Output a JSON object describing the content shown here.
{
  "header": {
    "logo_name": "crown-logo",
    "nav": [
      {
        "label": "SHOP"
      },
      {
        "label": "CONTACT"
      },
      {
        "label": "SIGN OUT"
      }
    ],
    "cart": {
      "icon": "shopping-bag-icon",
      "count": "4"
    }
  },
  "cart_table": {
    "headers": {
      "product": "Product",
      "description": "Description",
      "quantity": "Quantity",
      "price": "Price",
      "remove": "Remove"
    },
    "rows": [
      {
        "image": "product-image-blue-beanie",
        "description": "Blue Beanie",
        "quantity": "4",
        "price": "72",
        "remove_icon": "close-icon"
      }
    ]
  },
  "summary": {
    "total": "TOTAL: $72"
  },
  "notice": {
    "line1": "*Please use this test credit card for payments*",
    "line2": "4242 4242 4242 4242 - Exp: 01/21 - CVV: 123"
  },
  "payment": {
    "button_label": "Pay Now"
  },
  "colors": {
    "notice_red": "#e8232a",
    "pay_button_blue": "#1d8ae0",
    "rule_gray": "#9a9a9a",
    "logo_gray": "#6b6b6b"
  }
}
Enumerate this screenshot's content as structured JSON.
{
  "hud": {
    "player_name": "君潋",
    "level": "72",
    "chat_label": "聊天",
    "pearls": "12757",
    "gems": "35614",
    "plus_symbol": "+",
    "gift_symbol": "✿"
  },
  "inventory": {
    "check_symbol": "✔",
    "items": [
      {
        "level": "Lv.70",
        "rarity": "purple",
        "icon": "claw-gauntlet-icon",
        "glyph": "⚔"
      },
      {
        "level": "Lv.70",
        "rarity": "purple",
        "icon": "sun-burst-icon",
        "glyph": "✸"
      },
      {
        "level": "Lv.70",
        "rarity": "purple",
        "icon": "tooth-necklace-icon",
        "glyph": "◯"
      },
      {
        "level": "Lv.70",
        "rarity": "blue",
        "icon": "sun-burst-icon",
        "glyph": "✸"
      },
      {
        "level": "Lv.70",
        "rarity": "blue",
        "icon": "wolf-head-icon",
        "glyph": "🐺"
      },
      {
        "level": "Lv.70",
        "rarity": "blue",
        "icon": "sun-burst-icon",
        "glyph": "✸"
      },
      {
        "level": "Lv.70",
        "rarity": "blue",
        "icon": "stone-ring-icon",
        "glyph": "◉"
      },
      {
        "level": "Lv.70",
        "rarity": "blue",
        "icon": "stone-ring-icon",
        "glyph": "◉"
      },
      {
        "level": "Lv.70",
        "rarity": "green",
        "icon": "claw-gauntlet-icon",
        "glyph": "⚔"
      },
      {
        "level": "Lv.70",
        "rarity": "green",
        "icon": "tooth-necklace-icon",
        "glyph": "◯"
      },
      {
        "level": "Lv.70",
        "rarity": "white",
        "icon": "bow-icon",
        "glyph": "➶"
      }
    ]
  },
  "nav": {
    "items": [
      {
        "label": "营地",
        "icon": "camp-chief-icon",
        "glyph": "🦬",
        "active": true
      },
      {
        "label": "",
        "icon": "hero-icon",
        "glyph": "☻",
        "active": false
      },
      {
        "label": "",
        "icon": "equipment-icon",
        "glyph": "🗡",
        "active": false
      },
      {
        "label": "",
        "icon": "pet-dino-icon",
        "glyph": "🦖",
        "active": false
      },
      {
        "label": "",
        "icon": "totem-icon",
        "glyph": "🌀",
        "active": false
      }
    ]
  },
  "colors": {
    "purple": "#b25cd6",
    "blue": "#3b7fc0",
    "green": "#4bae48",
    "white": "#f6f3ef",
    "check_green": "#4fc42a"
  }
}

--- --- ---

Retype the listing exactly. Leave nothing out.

Output a JSON object describing the content shown here.
{
  "header": {
    "logo_name": "crown-logo",
    "nav": [
      {
        "label": "SHOP"
      },
      {
        "label": "CONTACT"
      },
      {
        "label": "SIGN OUT"
      }
    ],
    "cart": {
      "icon": "shopping-bag-icon",
      "count": "4"
    }
  },
  "cart_table": {
    "headers": {
      "product": "Product",
      "description": "Description",
      "quantity": "Quantity",
      "price": "Price",
      "remove": "Remove"
    },
    "rows": [
      {
        "image": "product-image-blue-beanie",
        "description": "Blue Beanie",
        "quantity": "4",
        "price": "72",
        "remove_icon": "close-icon"
      }
    ]
  },
  "summary": {
    "total": "TOTAL: $72"
  },
  "notice": {
    "line1": "*Please use this test credit card for payments*",
    "line2": "4242 4242 4242 4242 - Exp: 01/21 - CVV: 123"
  },
  "payment": {
    "button_label": "Pay Now"
  },
  "colors": {
    "notice_red": "#e8232a",
    "pay_button_blue": "#1d8ae0",
    "rule_gray": "#9a9a9a",
    "logo_gray": "#6b6b6b"
  }
}
Enumerate this screenshot's content as structured JSON.
{
  "hud": {
    "player_name": "君潋",
    "level": "72",
    "chat_label": "聊天",
    "pearls": "12757",
    "gems": "35614",
    "plus_symbol": "+",
    "gift_symbol": "✿"
  },
  "inventory": {
    "check_symbol": "✔",
    "items": [
      {
        "level": "Lv.70",
        "rarity": "purple",
        "icon": "claw-gauntlet-icon",
        "glyph": "⚔"
      },
      {
        "level": "Lv.70",
        "rarity": "purple",
        "icon": "sun-burst-icon",
        "glyph": "✸"
      },
      {
        "level": "Lv.70",
        "rarity": "purple",
        "icon": "tooth-necklace-icon",
        "glyph": "◯"
      },
      {
        "level": "Lv.70",
        "rarity": "blue",
        "icon": "sun-burst-icon",
        "glyph": "✸"
      },
      {
        "level": "Lv.70",
        "rarity": "blue",
        "icon": "wolf-head-icon",
        "glyph": "🐺"
      },
      {
        "level": "Lv.70",
        "rarity": "blue",
        "icon": "sun-burst-icon",
        "glyph": "✸"
      },
      {
        "level": "Lv.70",
        "rarity": "blue",
        "icon": "stone-ring-icon",
        "glyph": "◉"
      },
      {
        "level": "Lv.70",
        "rarity": "blue",
        "icon": "stone-ring-icon",
        "glyph": "◉"
      },
      {
        "level": "Lv.70",
        "rarity": "green",
        "icon": "claw-gauntlet-icon",
        "glyph": "⚔"
      },
      {
        "level": "Lv.70",
        "rarity": "green",
        "icon": "tooth-necklace-icon",
        "glyph": "◯"
      },
      {
        "level": "Lv.70",
        "rarity": "white",
        "icon": "bow-icon",
        "glyph": "➶"
      }
    ]
  },
  "nav": {
    "items": [
      {
        "label": "营地",
        "icon": "camp-chief-icon",
        "glyph": "🦬",
        "active": true
      },
      {
        "label": "",
        "icon": "hero-icon",
        "glyph": "☻",
        "active": false
      },
      {
        "label": "",
        "icon": "equipment-icon",
        "glyph": "🗡",
        "active": false
      },
      {
        "label": "",
        "icon": "pet-dino-icon",
        "glyph": "🦖",
        "active": false
      },
      {
        "label": "",
        "icon": "totem-icon",
        "glyph": "🌀",
        "active": false
      }
    ]
  },
  "colors": {
    "purple": "#b25cd6",
    "blue": "#3b7fc0",
    "green": "#4bae48",
    "white": "#f6f3ef",
    "check_green": "#4fc42a"
  }
}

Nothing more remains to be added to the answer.